The British author Ramsey Campbell has long been my favorite writer of horror, and one of his novellas — Needing Ghosts — has the unusual distinction of being the only story I’ve ever read that made me doubt my sanity when I finished it. I’ve always had a hard time keeping up with all of his writing, however, and so it was only recently that I got around to reading his 2013 novel Ghosts Know.
Broadly speaking, almost all of Campbell’s novels can usually be divided into two categories: supernatural horror and non-supernatural murder/thriller. The former includes Campbell’s Ancient Images (1989) and The Grin of the Dark (2007), while the latter includes The Count of Eleven (1992) and The Seven Days of Cain (2011).
Ghosts Know is somewhat unique in that it not only straddles the two categories, but it is also a genuine mystery novel, something that I have not seen from Campbell before.
There have been two books sitting on the shelf in my office for as long as I can remember. They are picture books about the Terracotta Army of Qin Shi Huang, the first Emperor of China, constructed to serve the Emperor in the afterlife and buried around the time of his death in 210 BCE. The books I’ve had are children’s books, but at the time I became interested in the Army, there really weren’t any other books I could find on the subject.
I mention this to illustrate how it has long been a dream of mine to see the massive Terracotta Army in person, and on my recent trip to China I was finally able to visit this magnificent array of sculptures that has reasonably referred to as a “wonder of the world.”
I took a lot of pictures. This will be a long blog post. As always, you can click on individual photos to see them larger. But before we begin, let’s talk about what the Terracotta Army is, and its history.
A short break from my China posts to catch up on some weird fiction blogging!

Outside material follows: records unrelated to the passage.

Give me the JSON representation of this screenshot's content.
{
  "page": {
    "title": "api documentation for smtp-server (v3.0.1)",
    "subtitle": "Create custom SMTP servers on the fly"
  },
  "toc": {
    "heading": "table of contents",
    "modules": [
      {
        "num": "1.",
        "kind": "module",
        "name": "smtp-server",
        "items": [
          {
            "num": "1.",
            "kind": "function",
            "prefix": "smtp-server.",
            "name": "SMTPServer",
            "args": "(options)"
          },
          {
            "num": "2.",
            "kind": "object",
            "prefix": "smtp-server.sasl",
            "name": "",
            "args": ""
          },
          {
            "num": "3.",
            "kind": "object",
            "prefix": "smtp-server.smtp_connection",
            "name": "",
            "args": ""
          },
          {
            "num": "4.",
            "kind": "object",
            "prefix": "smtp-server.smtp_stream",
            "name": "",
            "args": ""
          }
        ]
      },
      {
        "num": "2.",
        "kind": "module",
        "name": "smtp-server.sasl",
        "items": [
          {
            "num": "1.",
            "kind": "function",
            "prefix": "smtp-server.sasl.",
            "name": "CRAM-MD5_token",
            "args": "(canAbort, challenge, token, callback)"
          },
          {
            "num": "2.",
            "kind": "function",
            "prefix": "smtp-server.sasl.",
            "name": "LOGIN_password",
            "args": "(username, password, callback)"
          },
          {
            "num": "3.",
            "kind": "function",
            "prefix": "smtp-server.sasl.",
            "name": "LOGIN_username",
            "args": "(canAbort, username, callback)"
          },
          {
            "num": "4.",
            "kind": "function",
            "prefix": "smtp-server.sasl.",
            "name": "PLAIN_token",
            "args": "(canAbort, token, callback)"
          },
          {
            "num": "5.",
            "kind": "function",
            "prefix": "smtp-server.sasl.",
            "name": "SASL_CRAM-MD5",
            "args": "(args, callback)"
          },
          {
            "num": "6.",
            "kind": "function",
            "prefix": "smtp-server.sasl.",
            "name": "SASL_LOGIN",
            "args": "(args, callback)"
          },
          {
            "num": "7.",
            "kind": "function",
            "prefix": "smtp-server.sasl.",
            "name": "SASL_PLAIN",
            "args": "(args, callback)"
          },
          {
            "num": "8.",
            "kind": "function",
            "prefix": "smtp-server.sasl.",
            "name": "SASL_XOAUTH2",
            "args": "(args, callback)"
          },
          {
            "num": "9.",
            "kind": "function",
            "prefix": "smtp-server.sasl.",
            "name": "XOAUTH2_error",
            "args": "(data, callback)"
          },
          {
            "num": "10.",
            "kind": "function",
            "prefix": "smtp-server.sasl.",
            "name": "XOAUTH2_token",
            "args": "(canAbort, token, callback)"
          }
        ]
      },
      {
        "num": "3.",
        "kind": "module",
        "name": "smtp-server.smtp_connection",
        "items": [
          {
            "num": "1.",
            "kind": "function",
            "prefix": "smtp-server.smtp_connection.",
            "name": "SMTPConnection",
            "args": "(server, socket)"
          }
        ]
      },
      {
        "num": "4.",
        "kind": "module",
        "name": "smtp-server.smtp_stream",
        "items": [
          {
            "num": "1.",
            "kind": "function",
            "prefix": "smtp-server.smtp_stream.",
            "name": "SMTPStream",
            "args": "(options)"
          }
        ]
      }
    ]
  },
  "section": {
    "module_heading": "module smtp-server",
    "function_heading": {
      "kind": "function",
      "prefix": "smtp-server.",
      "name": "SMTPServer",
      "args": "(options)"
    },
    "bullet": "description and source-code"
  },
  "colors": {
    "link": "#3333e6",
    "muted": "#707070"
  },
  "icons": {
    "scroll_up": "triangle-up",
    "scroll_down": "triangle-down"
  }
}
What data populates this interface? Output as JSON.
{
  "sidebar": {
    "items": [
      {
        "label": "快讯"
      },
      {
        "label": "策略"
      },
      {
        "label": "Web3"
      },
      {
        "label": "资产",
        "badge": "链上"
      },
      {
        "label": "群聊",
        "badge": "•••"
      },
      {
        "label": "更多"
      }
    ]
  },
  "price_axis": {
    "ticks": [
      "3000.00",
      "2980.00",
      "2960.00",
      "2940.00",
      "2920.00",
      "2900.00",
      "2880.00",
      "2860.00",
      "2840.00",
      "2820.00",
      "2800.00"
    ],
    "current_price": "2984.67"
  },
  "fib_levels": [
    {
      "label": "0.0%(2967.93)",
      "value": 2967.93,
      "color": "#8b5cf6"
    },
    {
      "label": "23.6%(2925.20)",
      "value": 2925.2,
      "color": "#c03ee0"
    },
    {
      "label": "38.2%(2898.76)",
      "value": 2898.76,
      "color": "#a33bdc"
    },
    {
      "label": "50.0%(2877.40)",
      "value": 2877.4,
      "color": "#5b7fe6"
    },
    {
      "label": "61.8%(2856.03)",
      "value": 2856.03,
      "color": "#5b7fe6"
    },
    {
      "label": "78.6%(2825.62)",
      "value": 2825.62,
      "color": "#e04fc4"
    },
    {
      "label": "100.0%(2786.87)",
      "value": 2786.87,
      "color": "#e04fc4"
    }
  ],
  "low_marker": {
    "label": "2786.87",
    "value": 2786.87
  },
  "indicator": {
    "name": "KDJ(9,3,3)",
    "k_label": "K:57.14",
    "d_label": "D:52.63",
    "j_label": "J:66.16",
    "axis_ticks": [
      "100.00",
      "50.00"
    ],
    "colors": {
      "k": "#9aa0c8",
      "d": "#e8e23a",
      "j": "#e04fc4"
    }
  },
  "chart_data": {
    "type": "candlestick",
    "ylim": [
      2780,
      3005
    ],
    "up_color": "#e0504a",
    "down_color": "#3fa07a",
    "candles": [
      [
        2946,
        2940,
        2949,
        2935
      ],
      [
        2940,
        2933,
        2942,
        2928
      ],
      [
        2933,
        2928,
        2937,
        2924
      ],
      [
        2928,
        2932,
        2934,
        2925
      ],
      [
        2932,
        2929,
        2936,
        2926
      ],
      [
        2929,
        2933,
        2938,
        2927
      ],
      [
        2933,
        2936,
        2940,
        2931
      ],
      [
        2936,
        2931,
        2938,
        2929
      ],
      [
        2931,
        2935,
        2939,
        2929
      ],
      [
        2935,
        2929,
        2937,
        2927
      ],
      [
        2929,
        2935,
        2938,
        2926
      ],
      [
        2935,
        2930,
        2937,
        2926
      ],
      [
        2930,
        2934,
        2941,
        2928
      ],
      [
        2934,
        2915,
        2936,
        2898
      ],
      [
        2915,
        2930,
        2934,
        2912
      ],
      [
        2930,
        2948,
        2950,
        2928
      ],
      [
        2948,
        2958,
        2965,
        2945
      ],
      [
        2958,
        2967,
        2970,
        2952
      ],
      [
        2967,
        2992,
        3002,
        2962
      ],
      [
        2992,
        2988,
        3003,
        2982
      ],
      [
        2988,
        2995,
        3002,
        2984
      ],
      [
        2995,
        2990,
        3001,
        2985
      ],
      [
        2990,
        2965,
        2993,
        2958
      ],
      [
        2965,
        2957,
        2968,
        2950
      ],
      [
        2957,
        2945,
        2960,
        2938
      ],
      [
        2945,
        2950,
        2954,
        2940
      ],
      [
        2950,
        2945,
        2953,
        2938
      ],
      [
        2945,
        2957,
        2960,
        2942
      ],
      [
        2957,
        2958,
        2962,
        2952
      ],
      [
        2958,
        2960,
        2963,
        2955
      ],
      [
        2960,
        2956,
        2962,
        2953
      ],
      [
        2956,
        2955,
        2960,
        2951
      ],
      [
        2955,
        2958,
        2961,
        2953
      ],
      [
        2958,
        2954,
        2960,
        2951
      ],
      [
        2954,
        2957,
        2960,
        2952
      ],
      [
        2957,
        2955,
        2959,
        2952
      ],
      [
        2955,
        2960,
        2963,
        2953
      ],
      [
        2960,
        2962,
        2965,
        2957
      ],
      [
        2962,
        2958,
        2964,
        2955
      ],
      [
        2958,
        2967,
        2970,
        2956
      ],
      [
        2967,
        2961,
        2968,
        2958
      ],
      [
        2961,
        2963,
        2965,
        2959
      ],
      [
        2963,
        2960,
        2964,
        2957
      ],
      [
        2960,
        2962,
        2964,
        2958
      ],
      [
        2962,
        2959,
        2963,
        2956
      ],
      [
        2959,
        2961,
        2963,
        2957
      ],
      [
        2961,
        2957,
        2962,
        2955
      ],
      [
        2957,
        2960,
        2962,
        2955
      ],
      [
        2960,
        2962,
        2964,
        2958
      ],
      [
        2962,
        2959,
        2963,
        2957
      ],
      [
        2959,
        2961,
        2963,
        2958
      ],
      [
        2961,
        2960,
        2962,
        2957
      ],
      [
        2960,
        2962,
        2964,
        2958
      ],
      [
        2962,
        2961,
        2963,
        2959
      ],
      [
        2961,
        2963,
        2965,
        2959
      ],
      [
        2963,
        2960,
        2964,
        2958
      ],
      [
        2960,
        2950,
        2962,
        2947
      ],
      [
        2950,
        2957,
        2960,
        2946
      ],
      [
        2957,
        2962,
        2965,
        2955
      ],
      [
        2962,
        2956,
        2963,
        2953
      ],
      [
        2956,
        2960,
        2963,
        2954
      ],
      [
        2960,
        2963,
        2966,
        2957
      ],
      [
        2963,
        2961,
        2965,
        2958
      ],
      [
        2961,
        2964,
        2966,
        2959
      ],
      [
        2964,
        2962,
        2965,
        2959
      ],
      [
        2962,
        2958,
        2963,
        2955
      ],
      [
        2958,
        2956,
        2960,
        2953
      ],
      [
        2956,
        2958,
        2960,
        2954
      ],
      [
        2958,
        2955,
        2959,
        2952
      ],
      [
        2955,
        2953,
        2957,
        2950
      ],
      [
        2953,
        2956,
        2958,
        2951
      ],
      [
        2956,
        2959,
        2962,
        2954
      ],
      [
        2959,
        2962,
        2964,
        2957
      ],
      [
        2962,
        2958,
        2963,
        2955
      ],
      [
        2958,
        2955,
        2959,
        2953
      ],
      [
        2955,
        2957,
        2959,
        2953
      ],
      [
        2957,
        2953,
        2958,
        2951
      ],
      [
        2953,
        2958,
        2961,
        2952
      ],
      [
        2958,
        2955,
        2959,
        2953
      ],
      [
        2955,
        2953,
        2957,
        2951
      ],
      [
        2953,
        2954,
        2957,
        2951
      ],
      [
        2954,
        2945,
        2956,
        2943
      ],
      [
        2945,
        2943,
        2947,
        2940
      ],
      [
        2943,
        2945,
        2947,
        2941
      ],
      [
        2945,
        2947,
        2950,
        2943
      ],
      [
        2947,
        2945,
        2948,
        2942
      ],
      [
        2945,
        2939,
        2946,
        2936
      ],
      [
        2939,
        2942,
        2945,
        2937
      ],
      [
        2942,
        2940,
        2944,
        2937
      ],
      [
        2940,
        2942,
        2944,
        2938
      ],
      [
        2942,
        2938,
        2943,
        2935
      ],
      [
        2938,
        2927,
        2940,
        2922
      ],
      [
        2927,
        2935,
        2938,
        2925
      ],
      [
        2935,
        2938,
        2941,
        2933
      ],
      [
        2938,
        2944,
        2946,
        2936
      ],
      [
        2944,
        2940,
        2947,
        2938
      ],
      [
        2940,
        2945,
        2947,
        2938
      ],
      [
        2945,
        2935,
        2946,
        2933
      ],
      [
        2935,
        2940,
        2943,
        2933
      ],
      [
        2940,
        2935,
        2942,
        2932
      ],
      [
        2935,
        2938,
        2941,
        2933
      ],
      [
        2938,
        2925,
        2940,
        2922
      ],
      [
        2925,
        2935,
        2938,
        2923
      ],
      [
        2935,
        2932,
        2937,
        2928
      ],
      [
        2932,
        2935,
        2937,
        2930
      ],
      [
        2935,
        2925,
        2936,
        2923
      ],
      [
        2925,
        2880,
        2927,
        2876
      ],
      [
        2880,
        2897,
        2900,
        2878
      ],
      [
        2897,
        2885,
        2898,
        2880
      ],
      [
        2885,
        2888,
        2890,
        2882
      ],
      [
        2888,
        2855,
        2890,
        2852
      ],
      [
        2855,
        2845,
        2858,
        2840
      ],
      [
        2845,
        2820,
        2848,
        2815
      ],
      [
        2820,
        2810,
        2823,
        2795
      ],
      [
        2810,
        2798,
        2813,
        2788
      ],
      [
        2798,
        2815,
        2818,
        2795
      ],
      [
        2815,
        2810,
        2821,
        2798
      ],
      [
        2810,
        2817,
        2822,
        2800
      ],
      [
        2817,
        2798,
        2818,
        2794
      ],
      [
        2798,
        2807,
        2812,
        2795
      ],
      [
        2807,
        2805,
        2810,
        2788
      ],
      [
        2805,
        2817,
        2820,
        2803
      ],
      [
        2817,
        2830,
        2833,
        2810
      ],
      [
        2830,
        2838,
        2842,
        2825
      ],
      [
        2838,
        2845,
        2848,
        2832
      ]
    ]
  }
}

In 1870, a spiritualist named Simon Brinklow disappears as he is pulled into a barrel full of leaves at a farm in Vermont. In 1920, Dr. Albert Pond goes missing after he investigates the appearance, and strange disappearance, of a beautiful woman with teeth fashioned out of fossilized trilobites; his investigation is preceded by a bizarre murder. And, today, a retired school teacher takes a sightseeing tour across New England, retracing the path of Pond’s investigations. Though he intends to be only a spectator, he soon finds that it is not possible to be a passive observer of the secretive unnatural parts of the world.
Such is, in broad strokes, the plot of The Sea of Ash by Scott Thomas, which was first published in 2011 but only received wider attention in late 2014.
This novella is, for me, a perfect illustration of how bad I am at recognizing excellent weird fiction at a glance! I had come across it several times in my Amazon recommendations, but didn’t look at it closely or purchase it until I was taking a lengthy trip and needed to load up my eReader. Since then, I’ve read it twice, and its sublime and beautiful weirdness haunts me regularly.